What you will do — Go through the records below and return each line that has "Programm" in it.

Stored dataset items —
^^^^^^^^^^^^^^^^
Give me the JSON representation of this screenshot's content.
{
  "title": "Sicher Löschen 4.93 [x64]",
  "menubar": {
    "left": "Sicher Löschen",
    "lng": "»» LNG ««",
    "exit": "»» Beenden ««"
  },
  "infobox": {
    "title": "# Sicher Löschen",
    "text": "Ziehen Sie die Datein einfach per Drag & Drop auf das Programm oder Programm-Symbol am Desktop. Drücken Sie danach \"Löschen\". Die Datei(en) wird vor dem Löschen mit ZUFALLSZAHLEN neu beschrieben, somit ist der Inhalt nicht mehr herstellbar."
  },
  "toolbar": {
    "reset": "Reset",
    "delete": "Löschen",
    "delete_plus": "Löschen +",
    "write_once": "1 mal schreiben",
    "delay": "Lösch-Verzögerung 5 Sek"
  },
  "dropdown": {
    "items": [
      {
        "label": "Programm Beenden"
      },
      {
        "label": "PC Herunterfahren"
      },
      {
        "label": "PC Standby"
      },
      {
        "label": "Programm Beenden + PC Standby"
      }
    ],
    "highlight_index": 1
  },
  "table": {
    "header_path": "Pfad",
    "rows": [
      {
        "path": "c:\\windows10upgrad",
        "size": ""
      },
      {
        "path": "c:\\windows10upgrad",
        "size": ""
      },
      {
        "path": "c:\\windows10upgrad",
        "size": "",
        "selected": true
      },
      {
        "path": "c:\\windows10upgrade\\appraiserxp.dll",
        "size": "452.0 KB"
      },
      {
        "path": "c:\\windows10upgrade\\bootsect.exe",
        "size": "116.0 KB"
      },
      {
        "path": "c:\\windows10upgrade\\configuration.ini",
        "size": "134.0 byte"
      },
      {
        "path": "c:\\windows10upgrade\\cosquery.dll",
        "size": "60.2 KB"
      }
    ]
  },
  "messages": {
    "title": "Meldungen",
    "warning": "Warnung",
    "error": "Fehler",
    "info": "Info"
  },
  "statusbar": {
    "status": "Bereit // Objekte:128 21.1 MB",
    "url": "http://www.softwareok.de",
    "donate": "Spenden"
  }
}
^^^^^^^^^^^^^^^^
Solution for this problem —
    "text": "Ziehen Sie die Datein einfach per Drag & Drop auf das Programm oder Programm-Symbol am Desktop. Drücken Sie danach \"Löschen\". Die Datei(en) wird vor dem Löschen mit ZUFALLSZAHLEN neu beschrieben, somit ist der Inhalt nicht mehr herstellbar."
        "label": "Programm Beenden"
        "label": "Programm Beenden + PC Standby"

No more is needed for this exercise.